- Back in 1962, Frank Smith Jr. left Morehouse College in Atlanta and went to Mississippi as a civil rights activist with the Student Nonviolent Coordinating Committee. In Holly Springs, he met a man who turned out to be the descendant of an African American Civil War veteran.
“I found it ironic that a guy whose grandfather had fought to end slavery and preserve the Union was still being treated like a second-class citizen, not even allowed to vote,” Smith told me recently. “So I started reading about the soldiers.”
A seed was planted that would become the African American Civil War Museum and Memorial, which Smith founded in Washington in 1998. On Monday, nearly 50 years after that chance encounter in Mississippi, he’ll preside over the dedication of the museum’s expansion into a renovated school building at 1925 Vermont Ave. NW. It is the largest museum of its kind in the country and the only national memorial to black soldiers who fought in the Civil War.
Easy Related Posts
106 Year Old Black Church in Nation's Capital Is Shutting Its Doors
An African-American church in Washington, D.C. that has been in operation for over 100 years ...read more
Two decades after “Dream City,” Marion Barry’s legacy is still divided
On Monday evening, about 75 older Capitol Hill residents, many of them white, listened to ...read more
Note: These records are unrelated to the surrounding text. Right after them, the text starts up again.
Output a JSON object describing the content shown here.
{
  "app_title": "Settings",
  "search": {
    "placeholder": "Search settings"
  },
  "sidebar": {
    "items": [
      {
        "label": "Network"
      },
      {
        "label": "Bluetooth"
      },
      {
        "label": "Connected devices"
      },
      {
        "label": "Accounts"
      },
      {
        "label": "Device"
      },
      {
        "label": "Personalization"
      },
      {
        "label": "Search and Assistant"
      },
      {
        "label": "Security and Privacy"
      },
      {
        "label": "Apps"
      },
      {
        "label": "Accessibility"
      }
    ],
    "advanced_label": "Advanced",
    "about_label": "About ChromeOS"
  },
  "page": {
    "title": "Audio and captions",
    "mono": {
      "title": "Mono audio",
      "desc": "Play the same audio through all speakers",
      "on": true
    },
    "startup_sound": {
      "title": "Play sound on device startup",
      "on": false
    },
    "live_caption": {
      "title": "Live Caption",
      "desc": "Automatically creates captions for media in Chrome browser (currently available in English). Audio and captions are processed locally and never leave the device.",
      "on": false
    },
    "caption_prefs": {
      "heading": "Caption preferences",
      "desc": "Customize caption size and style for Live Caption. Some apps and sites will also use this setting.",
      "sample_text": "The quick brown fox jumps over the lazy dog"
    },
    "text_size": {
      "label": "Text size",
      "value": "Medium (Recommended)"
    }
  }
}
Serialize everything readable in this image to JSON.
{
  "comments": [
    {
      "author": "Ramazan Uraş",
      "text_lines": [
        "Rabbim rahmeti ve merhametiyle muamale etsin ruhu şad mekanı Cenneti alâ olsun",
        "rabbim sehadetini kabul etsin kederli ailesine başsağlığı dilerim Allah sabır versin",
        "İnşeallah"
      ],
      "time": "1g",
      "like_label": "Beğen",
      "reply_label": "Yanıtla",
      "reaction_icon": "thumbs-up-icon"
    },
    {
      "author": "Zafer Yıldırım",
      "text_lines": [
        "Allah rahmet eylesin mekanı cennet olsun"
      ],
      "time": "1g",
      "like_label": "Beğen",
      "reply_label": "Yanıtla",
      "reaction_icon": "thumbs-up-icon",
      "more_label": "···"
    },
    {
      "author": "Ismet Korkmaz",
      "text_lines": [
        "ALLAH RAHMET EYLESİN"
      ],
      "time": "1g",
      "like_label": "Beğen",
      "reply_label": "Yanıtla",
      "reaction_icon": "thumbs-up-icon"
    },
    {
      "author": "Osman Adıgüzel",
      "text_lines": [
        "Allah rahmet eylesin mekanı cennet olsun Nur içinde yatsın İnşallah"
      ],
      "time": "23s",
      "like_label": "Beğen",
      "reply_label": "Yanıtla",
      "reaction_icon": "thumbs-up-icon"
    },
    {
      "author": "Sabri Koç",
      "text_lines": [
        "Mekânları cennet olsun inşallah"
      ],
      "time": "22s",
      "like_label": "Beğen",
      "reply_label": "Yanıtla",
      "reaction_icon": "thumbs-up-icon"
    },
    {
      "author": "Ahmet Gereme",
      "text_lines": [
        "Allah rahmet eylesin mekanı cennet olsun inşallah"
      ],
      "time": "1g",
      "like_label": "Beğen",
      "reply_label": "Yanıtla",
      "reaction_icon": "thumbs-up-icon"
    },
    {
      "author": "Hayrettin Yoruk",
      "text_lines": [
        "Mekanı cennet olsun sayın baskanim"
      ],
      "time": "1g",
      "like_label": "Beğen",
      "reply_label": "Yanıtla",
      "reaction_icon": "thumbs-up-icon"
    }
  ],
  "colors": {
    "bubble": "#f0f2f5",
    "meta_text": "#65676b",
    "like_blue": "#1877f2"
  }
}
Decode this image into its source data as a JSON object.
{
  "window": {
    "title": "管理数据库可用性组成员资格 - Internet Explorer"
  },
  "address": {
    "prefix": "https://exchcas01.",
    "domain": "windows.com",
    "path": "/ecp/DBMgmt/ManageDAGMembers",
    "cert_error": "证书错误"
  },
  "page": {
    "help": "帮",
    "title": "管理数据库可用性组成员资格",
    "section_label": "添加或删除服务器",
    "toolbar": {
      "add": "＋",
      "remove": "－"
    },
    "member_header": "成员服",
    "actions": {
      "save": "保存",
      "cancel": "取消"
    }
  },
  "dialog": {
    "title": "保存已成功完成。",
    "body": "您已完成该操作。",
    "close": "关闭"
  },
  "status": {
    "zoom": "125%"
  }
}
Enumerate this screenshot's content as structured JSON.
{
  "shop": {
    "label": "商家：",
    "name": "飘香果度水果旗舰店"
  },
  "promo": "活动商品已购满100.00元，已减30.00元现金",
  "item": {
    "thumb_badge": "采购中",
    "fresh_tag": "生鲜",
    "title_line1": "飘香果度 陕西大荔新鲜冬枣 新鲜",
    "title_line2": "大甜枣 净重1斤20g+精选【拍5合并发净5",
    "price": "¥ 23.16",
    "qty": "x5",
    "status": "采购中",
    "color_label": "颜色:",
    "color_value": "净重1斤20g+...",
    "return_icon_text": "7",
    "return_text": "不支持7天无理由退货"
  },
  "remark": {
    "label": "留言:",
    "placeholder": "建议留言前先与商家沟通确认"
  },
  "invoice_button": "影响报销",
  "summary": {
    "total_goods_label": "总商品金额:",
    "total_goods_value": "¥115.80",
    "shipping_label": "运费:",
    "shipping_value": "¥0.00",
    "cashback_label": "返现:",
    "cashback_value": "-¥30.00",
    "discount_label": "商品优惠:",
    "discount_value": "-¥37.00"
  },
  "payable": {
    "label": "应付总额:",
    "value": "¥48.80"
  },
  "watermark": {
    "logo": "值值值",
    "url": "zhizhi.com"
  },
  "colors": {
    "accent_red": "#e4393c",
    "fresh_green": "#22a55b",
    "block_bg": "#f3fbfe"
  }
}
MLK memorial work to be finished for anniversary
Refinishing work on the Martin Luther King Jr. Memorial should be complete by the upcoming ...read more
MLK Memorial may not be ready for anniversary
Work to refinish part of the Martin Luther King Jr. Memorial where a disputed inscription ...read more